On the trip, we also explored other issues and visited other relevant places. At the Department of Energy's Oak Ridge National Labs, we visited the environmental section, where experiments ranging from ways to lessen fish kills from hydroelectric turbines to studies of the potential effects of elevated global CO2 on forest growth were explained.
On another day we visited the TVA headquarters and the nearby Norris Dam, first of many hydroelectric projects which forever altered both the economy and the riparian ecology of the region.
We ended the trip with a quick visit to Berea College's Eco-village. This complex of apartments uses 75% less water and energy than conventional housing. The progressive environmental and social innovations shown by a sister College provided inspirational and up end to our trip.
Alternate Land Uses
There were several themes in the rest of the trip. Much of the time was spent in issues relating to forest management. We were able to see four different approaches. Appalachian Sustainable Development, an N.G.O., strives to facilitate economic and sustainable uses of the land. It provides landowners an opportunity to sustain ably harvest forest products by operating a sawmill and solar powered kiln and by developing markets for their products.
We also visited private land under a sustainable harvest rotation, and the Boone National Forest where different ways to protect the forest from an anticipated gypsy moth infestation were being tested. Finally, we visited Great Smokey Mountain National Park, to see forest largely unaffected by humans. In contrast to the first part of the trip, this was quite hopeful, as we met interesting people with interesting ideas.
The trip began with a look at one of the most efficient...and environmentally disruptive...ways of mining. By literally peeling away the mountains of West Virginia layer by layer, coal companies can extract all the layers of coal within the mountain, including layers too thin to be mined by other techniques. Unfortunately, this process requires the bulk of the mountain to be piled elsewhere, always in an adjacent stream valley.
Coal washing operations create a heavy-metal-rich sludge, which is also impounded in the stream valleys. Some impoundments have failed, releasing sludge into streams and communities. The continuous blasting required to literally move mountains shakes nearby homes. If concern for global warming does not make you want to turn from coal, a visit to a mountaintop removal site just might.

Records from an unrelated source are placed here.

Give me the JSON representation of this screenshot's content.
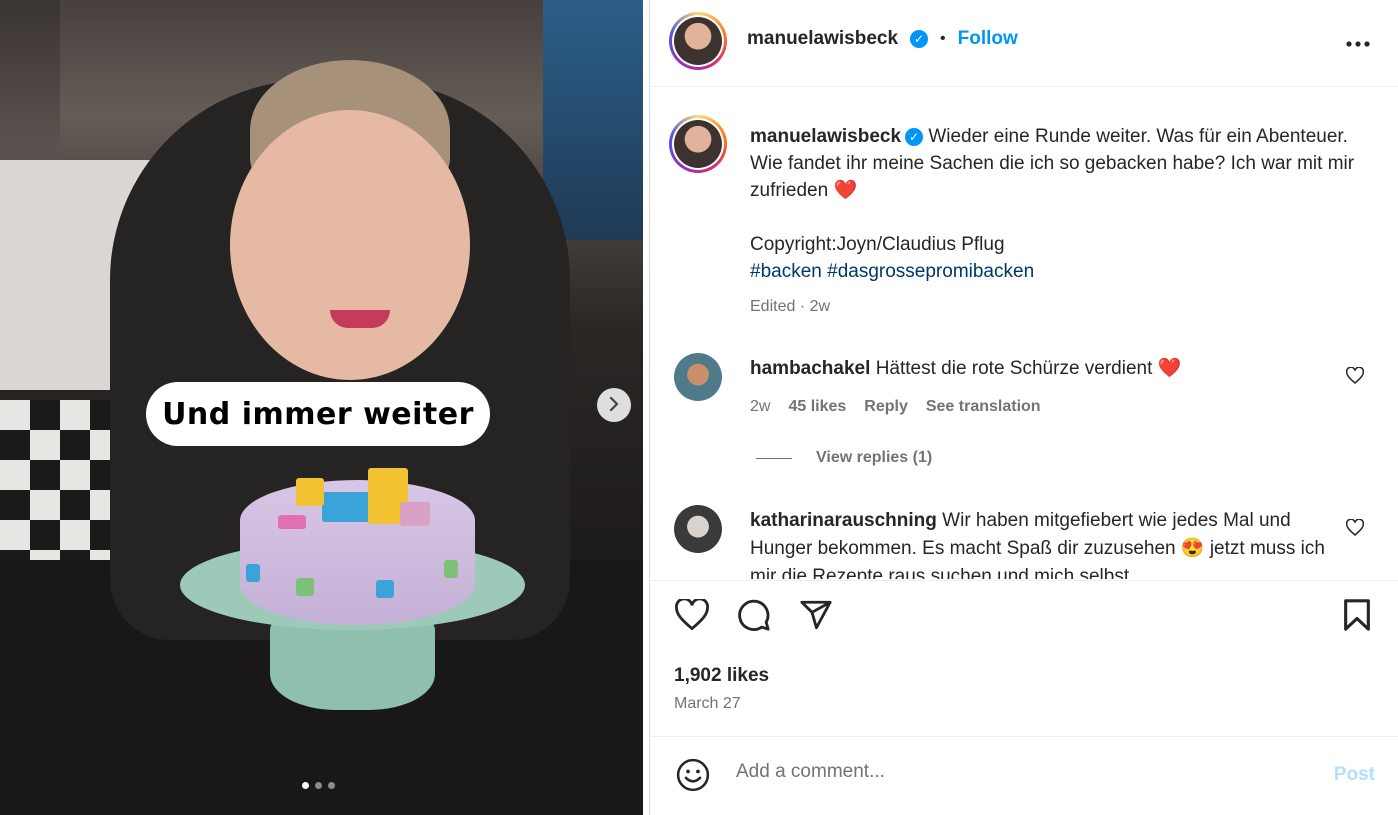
{
  "media": {
    "overlay_text": "Und immer weiter",
    "next_icon": "chevron-right-icon",
    "slide_count": 3,
    "active_slide": 1
  },
  "header": {
    "username": "manuelawisbeck",
    "verified_icon": "verified-badge-icon",
    "separator": "•",
    "follow_label": "Follow",
    "more_icon": "ellipsis-icon"
  },
  "caption": {
    "username": "manuelawisbeck",
    "text": "Wieder eine Runde weiter. Was für ein Abenteuer. Wie fandet ihr meine Sachen die ich so gebacken habe? Ich war mit mir zufrieden ❤️",
    "copyright": "Copyright:Joyn/Claudius Pflug",
    "hashtag_1": "#backen",
    "hashtag_2": "#dasgrossepromibacken",
    "meta": "Edited · 2w"
  },
  "comments": [
    {
      "username": "hambachakel",
      "text": "Hättest die rote Schürze verdient ❤️",
      "time": "2w",
      "likes": "45 likes",
      "reply": "Reply",
      "translate": "See translation",
      "view_replies": "View replies (1)"
    },
    {
      "username": "katharinarauschning",
      "text": "Wir haben mitgefiebert wie jedes Mal und Hunger bekommen. Es macht Spaß dir zuzusehen 😍 jetzt muss ich mir die Rezepte raus suchen und mich selbst"
    }
  ],
  "actions": {
    "like_icon": "heart-icon",
    "comment_icon": "comment-icon",
    "share_icon": "share-icon",
    "save_icon": "bookmark-icon",
    "likes": "1,902 likes",
    "date": "March 27"
  },
  "add_comment": {
    "emoji_icon": "emoji-icon",
    "placeholder": "Add a comment...",
    "post_label": "Post"
  },
  "colors": {
    "accent": "#0095f6",
    "hashtag": "#00376b",
    "muted": "#737373",
    "post_disabled": "#b2dffc",
    "heart_red": "#ed4956"
  }
}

On our trip, we were taken on flights over mountaintop mines by volunteer pilots with Southwings an organization dedicated to raising awareness of environmental problems by flying people over areas affected.
The aerial view is really the only way to comprehend the magnitude of this problem. We also visited West Virginia native Larry Gibson at his historic family home on Kayford Mountain. Larry has resisted lucrative offers to sell his land to coal interests, and instead accepted the role of environmental activist that fate has forced on him. We count him among the true heroes of the environmental movement.

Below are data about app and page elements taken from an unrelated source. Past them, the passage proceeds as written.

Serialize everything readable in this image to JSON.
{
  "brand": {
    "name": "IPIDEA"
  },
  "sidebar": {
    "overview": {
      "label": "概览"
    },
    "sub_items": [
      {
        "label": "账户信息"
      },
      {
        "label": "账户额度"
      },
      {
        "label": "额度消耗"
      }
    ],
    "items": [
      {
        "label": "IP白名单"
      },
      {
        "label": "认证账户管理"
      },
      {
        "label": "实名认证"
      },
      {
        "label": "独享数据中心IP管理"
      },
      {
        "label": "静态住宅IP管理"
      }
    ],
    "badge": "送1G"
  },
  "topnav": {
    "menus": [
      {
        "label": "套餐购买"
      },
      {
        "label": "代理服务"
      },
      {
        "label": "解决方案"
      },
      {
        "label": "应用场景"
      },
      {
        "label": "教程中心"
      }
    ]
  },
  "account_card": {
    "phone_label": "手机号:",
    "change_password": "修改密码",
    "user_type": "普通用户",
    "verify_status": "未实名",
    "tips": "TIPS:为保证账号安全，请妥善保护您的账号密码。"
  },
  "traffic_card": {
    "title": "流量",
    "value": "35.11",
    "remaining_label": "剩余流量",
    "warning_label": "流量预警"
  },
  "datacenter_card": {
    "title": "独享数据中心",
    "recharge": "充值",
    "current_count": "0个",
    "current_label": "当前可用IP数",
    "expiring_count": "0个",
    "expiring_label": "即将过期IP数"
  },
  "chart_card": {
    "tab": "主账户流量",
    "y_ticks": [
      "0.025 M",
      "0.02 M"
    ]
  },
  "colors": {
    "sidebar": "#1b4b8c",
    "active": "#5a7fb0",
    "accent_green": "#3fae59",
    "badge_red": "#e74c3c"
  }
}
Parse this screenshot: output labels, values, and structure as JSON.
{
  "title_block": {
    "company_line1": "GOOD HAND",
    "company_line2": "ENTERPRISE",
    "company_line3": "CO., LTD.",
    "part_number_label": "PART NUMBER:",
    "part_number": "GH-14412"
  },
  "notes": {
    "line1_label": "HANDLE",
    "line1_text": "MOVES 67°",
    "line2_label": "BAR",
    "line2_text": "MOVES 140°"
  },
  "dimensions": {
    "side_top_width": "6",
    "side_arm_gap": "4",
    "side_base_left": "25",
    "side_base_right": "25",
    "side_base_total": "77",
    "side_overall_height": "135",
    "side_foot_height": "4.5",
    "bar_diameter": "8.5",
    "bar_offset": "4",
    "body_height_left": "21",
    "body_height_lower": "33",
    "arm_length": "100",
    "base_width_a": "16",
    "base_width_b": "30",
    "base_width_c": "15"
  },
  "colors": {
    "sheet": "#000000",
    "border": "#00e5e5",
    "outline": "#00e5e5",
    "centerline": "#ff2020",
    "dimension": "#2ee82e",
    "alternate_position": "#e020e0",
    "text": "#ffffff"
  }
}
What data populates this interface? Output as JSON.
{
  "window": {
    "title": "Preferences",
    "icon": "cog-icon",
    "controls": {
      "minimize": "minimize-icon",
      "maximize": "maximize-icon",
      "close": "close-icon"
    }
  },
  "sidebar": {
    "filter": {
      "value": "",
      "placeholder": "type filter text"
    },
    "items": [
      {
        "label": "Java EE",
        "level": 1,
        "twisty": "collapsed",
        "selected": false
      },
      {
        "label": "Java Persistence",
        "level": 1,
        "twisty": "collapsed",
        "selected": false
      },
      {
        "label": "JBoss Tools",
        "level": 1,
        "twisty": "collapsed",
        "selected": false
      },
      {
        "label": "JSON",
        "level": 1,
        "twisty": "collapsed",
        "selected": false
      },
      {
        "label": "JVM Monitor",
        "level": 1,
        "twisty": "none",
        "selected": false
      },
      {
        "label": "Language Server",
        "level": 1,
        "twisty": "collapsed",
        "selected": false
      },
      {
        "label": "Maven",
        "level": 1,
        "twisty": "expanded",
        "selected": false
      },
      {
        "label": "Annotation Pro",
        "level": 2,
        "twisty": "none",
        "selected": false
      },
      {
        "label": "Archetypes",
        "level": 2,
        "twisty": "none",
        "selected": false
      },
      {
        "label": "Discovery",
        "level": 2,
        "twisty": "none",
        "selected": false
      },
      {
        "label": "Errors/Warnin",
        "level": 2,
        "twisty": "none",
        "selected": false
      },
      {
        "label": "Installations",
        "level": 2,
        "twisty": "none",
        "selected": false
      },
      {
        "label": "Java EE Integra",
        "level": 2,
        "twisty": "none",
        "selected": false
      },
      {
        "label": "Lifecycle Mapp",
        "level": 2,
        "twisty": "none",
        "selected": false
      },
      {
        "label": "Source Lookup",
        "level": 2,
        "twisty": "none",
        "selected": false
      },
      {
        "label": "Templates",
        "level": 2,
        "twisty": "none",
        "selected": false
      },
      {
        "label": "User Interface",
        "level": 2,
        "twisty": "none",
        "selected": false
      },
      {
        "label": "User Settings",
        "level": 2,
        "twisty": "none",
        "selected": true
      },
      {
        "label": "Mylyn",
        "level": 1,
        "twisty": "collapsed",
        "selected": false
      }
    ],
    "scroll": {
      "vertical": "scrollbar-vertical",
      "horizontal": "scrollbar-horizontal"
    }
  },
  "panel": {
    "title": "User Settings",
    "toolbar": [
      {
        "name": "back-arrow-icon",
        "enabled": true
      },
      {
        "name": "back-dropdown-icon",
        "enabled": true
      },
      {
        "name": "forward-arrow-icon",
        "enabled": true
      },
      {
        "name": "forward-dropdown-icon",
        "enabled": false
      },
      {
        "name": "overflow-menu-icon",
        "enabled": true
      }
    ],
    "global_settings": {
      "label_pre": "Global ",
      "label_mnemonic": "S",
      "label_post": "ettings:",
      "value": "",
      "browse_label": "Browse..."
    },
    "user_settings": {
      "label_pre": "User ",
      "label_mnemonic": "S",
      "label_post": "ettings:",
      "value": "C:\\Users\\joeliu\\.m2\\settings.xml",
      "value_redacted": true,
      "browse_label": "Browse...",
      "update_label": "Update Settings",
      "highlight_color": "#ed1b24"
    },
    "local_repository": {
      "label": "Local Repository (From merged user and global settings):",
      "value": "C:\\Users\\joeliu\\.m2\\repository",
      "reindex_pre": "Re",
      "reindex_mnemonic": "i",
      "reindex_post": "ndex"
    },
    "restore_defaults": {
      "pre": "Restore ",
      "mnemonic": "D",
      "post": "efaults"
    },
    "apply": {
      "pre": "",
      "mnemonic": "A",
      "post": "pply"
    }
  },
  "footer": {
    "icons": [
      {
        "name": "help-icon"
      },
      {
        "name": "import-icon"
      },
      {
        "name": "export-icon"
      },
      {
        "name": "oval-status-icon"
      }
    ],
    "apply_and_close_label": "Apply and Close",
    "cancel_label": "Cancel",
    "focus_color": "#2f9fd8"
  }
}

California is also a Pacific rim state, with miles of Pacific coast waters and ports that serviced world class fisheries for Tuna, sardines and salmon. The best known is probably the sardine industry chronicled in John Steinbeck's Cannery Row.
We started this part of the trip in Santa Cruz at the National Marine Fisheries Lab. Here we heard an excellent presentation on the types of research done at the lab. Most interesting was to science done with the specific goal of informing the commission that regulates the fisheries.
We had a great day to visit this city, and spent the afternoon as tourists, enjoying one of our last days in California.
Our last day was spent at the Monterey Aquarium. We were fortunate to visit on the day that they had invited representatives from numerous organizations concerned with ocean conservation to present. There were so many people to talk with, and perspectives to hear that it was hard to find time to look at the fish!
Added bonuses to our visit to Monterey were some good dining on (sustainably harvested) seafood and a look at "Docs" actual, still standing having outlasted the canneries of cannery row by many years.
We had time for a quick peek at the fabulous scenery of the Big Sur, one last game of sack on the beach, then it was back to camp, pack up, and fly home.